Elimination of draft bonuses takes money from those who need it most

Tampa Bay Rays vs. Cuban National Team - Major League Baseball En La Habana

Major league owners and players reached an agreement to get through whatever season can be played in 2020, with players being guaranteed service time and a pro-rated share of their salaries. As part of the deal, the amateur player draft will be reduced to as few as five rounds, with bonuses for any players not selected being reduced to virtually nothing.

The deal sets terms for payment of salaries in the event of no season or a reduced season, as well as interim pay, service time, and arbitration criteria. All these things are good for both owners and major league players.

For those amateurs who had their hearts set on being drafted and turning pro this summer, most will be forced to take a bonus that is a fraction of what they would have received under the slotting system in the Collective Bargaining Agreement(CBA), or to stay in school with an uncertain future in next year’s draft. Some will head for Japan or other leagues overseas.

MLB now has the right to move the 2020 MLB draft back from June 10 to as late as July 20, with a signing date as late as Aug. 1. A firm date has not been set. The rounds have been reduced from 40 to as few as five, though Manfred has the option to increase that number if money is coming in. MLB also can shorten the 2021 draft to as few as 20 rounds and move it to the same dates. .

In both years, the payment of draft bonuses will be delayed significantly. While signing-bonus slot values will remain the same as the 2019 draft – abandoning a cost of living increase — the maximum up-front payment in 2020 and 2021 will be $100,000 within 30 days of an approved contract. Fifty percent of the remaining value will be paid on July 1 the next year, then the balance on July 1 two years later.

Undrafted players cannot get more than $20,000, even if a team is under its allotted draft pool, in both the 2020 and 2021 drafts. Currently, players can receive a bonus up to $ 125,000 after the 10th round. And of course, clubs will now have enormous leverage over players who are drafted, since they can offer much less than the slot bonus money and tell the player to take it or leave it.

A college junior who is undrafted in the scaled down draft would either have to take a $20,000 signing bonus, or return for his senior season. Seniors typically have to settle for very small signing bonuses as they have no bargaining leverage, having used up their college eligibility.

A player selected in the sixth round under the current slotting system would receive a signing bonus of $318,200 for the Tigers’ first pick, down to $ 249,000 for the last pick in the sixth round.
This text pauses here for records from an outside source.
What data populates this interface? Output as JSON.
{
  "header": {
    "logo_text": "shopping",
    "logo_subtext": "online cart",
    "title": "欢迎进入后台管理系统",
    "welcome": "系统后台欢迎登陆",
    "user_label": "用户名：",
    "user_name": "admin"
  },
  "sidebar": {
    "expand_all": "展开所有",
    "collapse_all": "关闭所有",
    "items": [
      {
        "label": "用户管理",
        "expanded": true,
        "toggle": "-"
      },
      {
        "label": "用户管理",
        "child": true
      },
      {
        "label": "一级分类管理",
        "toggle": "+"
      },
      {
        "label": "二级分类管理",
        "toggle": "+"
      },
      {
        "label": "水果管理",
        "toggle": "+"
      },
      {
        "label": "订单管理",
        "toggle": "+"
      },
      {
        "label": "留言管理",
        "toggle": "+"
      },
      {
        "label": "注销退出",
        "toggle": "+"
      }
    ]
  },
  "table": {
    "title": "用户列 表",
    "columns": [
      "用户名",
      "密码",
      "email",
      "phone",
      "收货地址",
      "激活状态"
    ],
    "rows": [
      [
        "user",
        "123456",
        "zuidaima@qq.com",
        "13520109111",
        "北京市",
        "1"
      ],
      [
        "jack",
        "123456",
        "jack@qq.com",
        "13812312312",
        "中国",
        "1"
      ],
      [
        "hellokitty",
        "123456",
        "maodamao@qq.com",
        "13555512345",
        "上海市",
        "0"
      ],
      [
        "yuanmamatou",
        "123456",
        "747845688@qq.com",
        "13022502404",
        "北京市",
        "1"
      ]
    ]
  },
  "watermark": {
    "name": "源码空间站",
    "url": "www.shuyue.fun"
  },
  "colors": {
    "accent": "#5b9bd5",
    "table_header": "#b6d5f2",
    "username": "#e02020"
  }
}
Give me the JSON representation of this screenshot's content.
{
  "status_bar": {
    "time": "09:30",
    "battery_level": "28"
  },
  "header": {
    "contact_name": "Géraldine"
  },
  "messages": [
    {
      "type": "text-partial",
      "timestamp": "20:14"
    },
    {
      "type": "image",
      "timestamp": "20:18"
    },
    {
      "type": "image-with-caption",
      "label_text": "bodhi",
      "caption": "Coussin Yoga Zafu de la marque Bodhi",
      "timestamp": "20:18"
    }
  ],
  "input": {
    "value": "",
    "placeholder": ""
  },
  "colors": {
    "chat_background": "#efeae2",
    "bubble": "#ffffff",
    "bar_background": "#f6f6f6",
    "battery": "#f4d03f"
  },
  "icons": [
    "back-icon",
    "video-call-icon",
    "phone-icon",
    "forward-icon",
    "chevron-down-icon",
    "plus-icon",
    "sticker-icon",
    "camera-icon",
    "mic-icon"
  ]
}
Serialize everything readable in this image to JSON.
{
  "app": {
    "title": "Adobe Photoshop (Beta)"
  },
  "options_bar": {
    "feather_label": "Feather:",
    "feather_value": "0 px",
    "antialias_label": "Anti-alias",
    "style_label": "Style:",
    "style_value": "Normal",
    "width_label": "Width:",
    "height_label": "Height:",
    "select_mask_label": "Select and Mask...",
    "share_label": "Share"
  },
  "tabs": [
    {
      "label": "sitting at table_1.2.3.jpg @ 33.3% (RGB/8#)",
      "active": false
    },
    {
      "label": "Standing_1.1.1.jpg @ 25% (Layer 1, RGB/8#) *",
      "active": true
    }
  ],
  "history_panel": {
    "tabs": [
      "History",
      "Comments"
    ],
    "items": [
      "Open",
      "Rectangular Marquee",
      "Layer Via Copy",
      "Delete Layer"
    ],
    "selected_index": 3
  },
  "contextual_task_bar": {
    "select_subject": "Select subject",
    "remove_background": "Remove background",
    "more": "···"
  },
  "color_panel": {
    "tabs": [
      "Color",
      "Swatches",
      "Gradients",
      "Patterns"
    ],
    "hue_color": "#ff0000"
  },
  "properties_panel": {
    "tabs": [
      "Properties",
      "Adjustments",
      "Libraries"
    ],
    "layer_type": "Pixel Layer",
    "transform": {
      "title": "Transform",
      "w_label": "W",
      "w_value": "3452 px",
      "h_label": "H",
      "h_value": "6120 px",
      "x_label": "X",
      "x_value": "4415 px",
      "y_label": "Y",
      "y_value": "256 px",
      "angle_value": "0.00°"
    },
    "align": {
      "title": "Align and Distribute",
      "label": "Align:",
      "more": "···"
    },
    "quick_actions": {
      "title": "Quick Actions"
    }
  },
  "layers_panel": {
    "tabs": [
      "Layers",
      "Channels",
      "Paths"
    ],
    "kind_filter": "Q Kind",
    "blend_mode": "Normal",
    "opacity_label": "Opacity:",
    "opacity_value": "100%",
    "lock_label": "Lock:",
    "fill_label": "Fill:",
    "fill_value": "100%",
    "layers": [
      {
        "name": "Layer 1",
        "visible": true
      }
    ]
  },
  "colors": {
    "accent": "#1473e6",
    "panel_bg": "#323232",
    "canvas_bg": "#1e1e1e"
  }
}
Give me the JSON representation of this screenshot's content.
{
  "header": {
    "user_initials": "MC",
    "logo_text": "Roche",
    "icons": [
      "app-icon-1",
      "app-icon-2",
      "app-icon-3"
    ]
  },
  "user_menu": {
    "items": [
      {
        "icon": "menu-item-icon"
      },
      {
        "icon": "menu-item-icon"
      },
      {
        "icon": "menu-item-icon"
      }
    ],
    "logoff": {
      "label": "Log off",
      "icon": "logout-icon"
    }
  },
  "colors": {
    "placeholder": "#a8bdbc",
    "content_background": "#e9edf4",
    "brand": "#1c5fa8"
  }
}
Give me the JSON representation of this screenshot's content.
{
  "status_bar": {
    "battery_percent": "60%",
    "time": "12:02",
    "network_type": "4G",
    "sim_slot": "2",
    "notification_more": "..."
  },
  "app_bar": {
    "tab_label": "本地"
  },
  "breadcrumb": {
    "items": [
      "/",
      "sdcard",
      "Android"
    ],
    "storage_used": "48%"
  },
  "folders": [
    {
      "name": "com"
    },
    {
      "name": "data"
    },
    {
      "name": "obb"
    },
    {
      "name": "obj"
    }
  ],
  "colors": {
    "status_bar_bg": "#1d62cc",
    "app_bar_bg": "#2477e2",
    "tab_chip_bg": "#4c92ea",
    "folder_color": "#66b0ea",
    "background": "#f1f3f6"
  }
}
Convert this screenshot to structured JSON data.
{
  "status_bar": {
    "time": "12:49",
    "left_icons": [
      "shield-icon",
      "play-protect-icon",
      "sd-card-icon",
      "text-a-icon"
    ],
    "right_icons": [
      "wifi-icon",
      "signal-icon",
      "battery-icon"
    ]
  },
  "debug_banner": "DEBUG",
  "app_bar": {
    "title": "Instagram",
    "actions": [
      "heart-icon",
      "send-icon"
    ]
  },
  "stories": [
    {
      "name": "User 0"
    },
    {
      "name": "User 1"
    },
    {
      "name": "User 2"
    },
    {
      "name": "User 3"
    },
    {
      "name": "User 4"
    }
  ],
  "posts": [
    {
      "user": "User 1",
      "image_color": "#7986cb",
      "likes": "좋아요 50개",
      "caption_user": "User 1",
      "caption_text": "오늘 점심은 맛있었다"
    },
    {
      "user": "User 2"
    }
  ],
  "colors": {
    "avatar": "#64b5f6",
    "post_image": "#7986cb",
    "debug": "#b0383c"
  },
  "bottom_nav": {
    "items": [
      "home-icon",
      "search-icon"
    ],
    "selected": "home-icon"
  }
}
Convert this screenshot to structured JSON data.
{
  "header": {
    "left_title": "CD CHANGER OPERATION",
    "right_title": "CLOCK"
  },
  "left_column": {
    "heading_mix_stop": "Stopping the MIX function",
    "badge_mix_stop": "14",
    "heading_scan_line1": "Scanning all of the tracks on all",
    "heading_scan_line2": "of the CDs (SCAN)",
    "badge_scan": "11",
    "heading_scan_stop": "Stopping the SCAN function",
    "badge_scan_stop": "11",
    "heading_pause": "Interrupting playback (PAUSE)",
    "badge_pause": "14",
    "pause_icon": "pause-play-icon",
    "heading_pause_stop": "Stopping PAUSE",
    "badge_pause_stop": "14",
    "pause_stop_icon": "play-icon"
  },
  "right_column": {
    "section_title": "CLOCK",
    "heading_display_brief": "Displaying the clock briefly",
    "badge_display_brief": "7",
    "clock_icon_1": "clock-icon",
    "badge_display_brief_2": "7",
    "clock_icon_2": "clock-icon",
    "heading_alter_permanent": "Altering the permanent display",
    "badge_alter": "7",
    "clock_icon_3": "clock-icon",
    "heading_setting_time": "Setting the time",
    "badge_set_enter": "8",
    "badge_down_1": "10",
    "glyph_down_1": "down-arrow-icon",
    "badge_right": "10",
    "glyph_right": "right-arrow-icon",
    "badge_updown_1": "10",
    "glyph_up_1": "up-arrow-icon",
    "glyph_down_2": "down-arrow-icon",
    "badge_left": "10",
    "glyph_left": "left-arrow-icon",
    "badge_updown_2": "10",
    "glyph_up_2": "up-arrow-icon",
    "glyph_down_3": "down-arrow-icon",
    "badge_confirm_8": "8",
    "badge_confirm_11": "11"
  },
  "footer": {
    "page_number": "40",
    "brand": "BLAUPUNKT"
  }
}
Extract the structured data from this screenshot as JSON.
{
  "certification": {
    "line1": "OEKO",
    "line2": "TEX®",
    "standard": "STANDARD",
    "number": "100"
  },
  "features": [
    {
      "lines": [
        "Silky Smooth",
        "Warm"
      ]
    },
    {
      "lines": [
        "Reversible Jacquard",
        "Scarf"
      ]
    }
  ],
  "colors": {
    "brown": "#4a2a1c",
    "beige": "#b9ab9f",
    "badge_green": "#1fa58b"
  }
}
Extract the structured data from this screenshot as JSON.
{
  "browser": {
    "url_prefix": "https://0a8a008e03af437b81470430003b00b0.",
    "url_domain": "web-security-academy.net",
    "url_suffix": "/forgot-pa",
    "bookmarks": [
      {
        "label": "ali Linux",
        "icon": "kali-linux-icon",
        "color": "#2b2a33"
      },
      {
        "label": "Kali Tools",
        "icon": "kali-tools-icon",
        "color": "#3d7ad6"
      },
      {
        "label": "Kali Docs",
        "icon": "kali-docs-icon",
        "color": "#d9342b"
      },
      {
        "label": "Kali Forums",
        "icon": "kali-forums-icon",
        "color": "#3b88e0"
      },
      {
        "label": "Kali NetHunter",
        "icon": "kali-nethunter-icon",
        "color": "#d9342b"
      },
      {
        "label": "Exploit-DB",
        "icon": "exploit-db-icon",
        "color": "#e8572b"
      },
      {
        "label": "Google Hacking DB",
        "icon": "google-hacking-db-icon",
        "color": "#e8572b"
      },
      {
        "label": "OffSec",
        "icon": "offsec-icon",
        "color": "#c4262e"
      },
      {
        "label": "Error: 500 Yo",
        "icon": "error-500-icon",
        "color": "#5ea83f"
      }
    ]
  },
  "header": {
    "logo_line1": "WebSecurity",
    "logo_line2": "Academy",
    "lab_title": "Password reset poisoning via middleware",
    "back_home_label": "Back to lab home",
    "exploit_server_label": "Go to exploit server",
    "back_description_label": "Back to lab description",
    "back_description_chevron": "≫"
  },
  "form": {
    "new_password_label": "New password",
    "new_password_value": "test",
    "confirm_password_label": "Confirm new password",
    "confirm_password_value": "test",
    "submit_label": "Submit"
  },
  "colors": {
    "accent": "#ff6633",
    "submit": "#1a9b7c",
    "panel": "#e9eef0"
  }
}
The last pick in the tenth round carries a slot bonus of $ 142,300. Under the new deal, these players may not be drafted at all and could only receive a signing bonus of $ 20,000.

For the vast majority of players who are drafted, their signing bonus is the only decent money they will receive for playing baseball unless and until they make it to the major leagues. In the interim, many are paid below minimum wage as they work their way through the minor leagues.

The reason for the change is to save money and set the stage for restructuring the draft system, which MLB would like to achieve in the next collective bargaining agreement. In 2019, the total value of bonus pools is $266,480,400. The slot values of the first five rounds adds up to $238,094,400. That’s a savings of $946,200 per team for 2020 and 2021. The cost to current MLBPA members is nil.

In this deal, the MLBPA has bargained away the rights of amateur players whom they do not represent, and really have no business representing. Amateur players had no representative at the table while their future bonuses were being bargained away, and their careers put on hold.

For the sake of less than one minimum salaried major league player per team, hundreds of amateur players will have their hopes of playing professional baseball at least delayed, if not dashed entirely. Let’s not forget that when major league owners are praised for giving minor league players a whopping $400 per week while the 2020 season is on hold.